The acquisition of comprehensive datasets containing phenotypic, biological, psychological and social information is expensive and labor-intensive but is necessary for the investigation of aging and related disorders. The Brain and Ageing Research Program ('BARP', University of New South Wales, Australia) has committed substantial resources over the last decade to establish cohorts and collect rich multi-faceted longitudinal datasets on older individuals in Australia. The cohorts include community-dwelling non-demented individuals, twin pairs, centenarians/ near-centenarians and stroke survivors, and the data ranging from biochemical, genetic &medical imaging data through to detailed neuropsychological, behavioral and demographic information collected longitudinally over multiple waves. The current project proposes to re-format these extensive databases for release into the public domain so that the data can be shared openly and analyzed by researchers around the world. This will contribute to the international effort to investigate aging and age-related brain diseases. The BARP databases comprise 4 longitudinal cohort studies: 1. The Memory &Ageing Study (MAS): a study of 1000+ community-based non-demented individuals from the Eastern suburbs of Sydney (Australia) which began in 2005 and collects information from its participants on an annual basis, with detailed assessments every two years, including neuroimaging, genetics and proteomics. Its primary aim is to determine the risk and protective factors in relation to cognitive decline in aging and dementia (n = 1000+;2000+ variables per assessment). 2. The Older Australian Twins Study (OATS): a study of 300+ Australian monozygotic and dizygotic twin pairs which began in 2007 and collects information on an annual basis.
It aims to determine the relative impact of genetics vs. environmental factors in relation to both cognitive decline and healthy aging (n = 600;2000+ variables per assessment). 3. The Sydney Centenarian Study (SCS): a study of individuals aged 95+ years of age which began in 2008 and collects information from its participants on a 6 monthly basis (max. 3 assessments).
It aims to compare cognitive decline and healthy aging in relation to exceptional longevity, as well as investigating the so-called 'super healthy'human phenotype described by compression-of-morbidity theories (n = 250+;1000+ variables per assessment). 4. The Sydney Stroke Study (SSS): a study of stroke patients and healthy controls assessed 3-6 months after the stroke then 1, 3 and 5 years later (n = 200 stroke;100 controls;1000+ variables per assessment). All 4 studies collected data on cognitive phenotypes (e.g. dementia/MCI+subtypes/healthy), neurocognitive assessment, psychosocial questionnaires, medical history + exam, medication use, neuroimaging, blood chemistry, proteomics and genetics/genomics (no proteomics or genetics for SSS). All studies collect data longitudinally and thus the BARP databases represent a truly rich and valuable potential data source for researchers worldwide.
The investigation of aging and age-related neuropsychiatric disorders is dependent upon the availability of well-characterized cohorts of aging individuals who have been assessed longitudinally.
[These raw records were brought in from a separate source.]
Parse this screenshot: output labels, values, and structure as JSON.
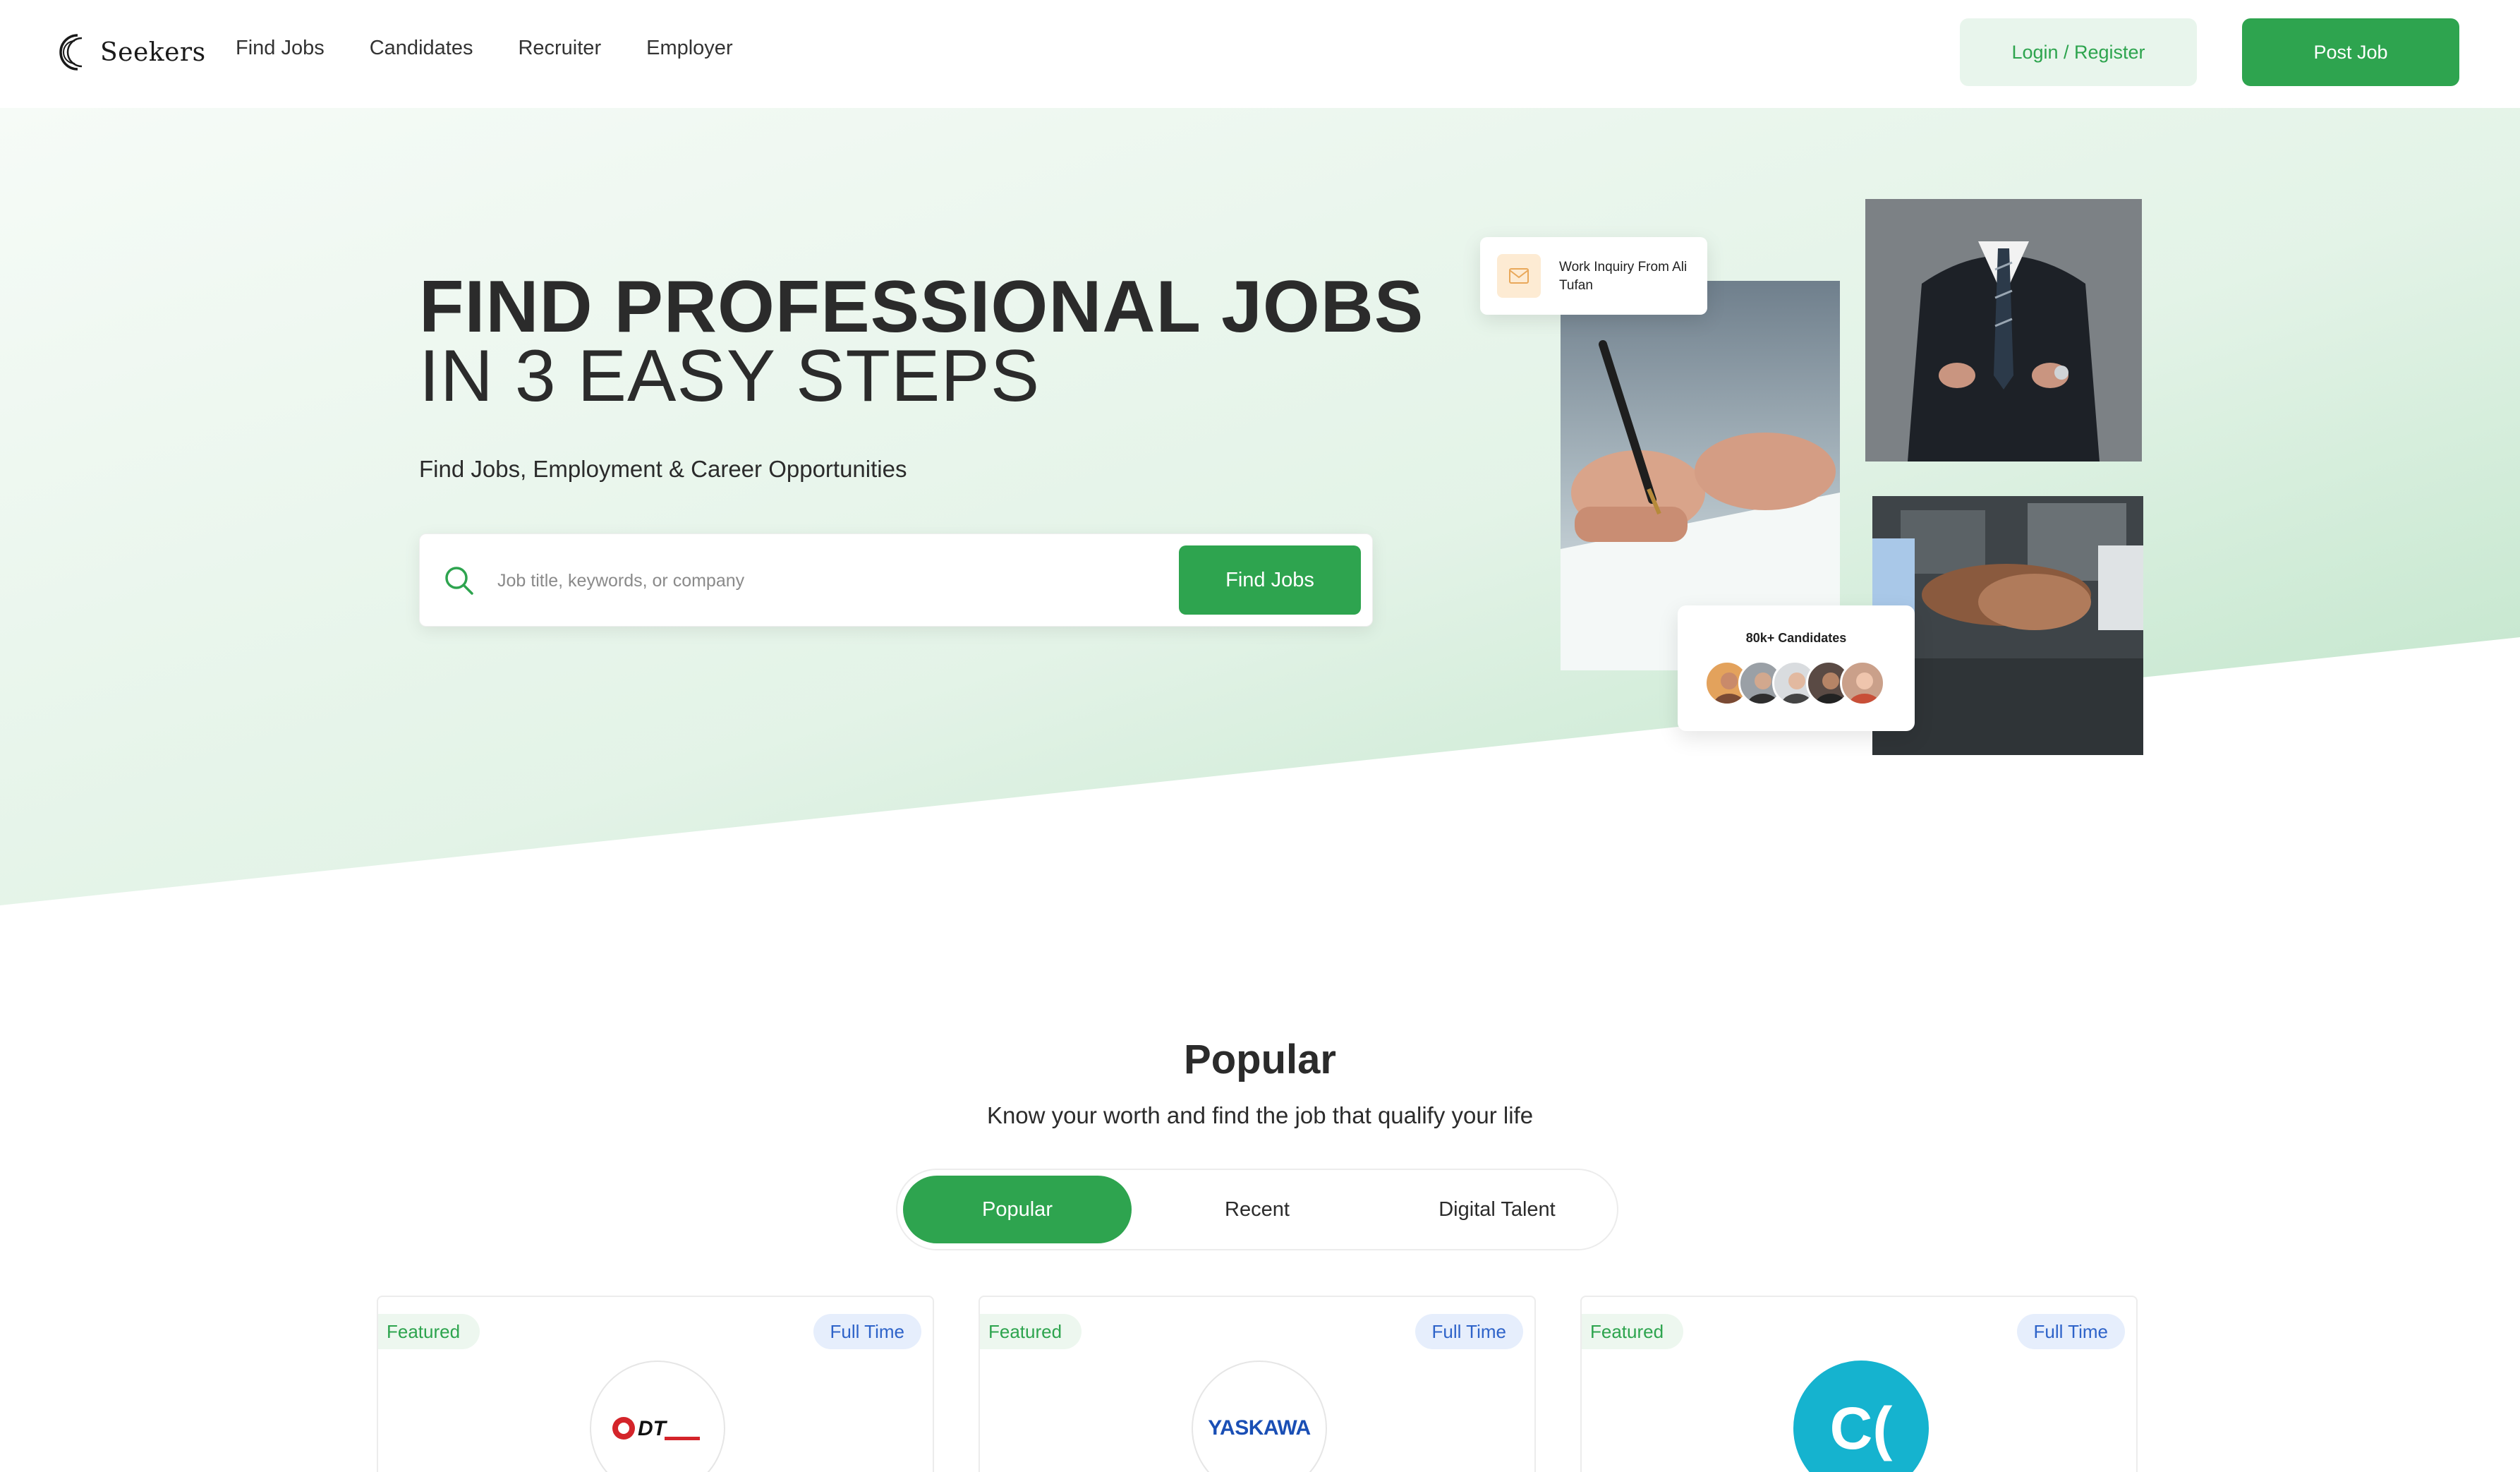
{
  "brand": {
    "name": "Seekers",
    "accent": "#2ea44f"
  },
  "nav": {
    "items": [
      {
        "label": "Find Jobs"
      },
      {
        "label": "Candidates"
      },
      {
        "label": "Recruiter"
      },
      {
        "label": "Employer"
      }
    ],
    "login_label": "Login / Register",
    "post_label": "Post Job"
  },
  "hero": {
    "title_line1": "FIND PROFESSIONAL JOBS",
    "title_line2": "IN 3 EASY STEPS",
    "subtitle": "Find Jobs, Employment & Career Opportunities",
    "search_placeholder": "Job title, keywords, or company",
    "search_button": "Find Jobs",
    "inquiry_card": {
      "text": "Work Inquiry From Ali Tufan",
      "icon": "mail-icon"
    },
    "candidates_card": {
      "title": "80k+ Candidates"
    }
  },
  "popular": {
    "title": "Popular",
    "subtitle": "Know your worth and find the job that qualify your life",
    "tabs": [
      {
        "label": "Popular",
        "active": true
      },
      {
        "label": "Recent",
        "active": false
      },
      {
        "label": "Digital Talent",
        "active": false
      }
    ],
    "jobs": [
      {
        "featured": "Featured",
        "type": "Full Time",
        "logo_text": "DT"
      },
      {
        "featured": "Featured",
        "type": "Full Time",
        "logo_text": "YASKAWA"
      },
      {
        "featured": "Featured",
        "type": "Full Time",
        "logo_text": "C("
      }
    ]
  }
}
The Brain and Ageing Research Program at the University of New South Wales has established a number of longitudinal cohorts with extensive documentation. This proposal will see the public release of four longitudinal databases containing data (up to 2000+ variables per dataset) on over 2000 elderly individuals ranging from the healthy to those with dementia, and inclusive of four cohorts: community dwelling elderly (aged 70-90 years), elderly twins (aged >65 years), centenarians/ near-centenarians and stroke sufferers. The data include neuropsychiatric and medical assessments, neuroimaging, genetics and proteomics, and these cohorts will therefore provide a unique international resource for the investigation of ageing and associated disorders by researchers world-wide.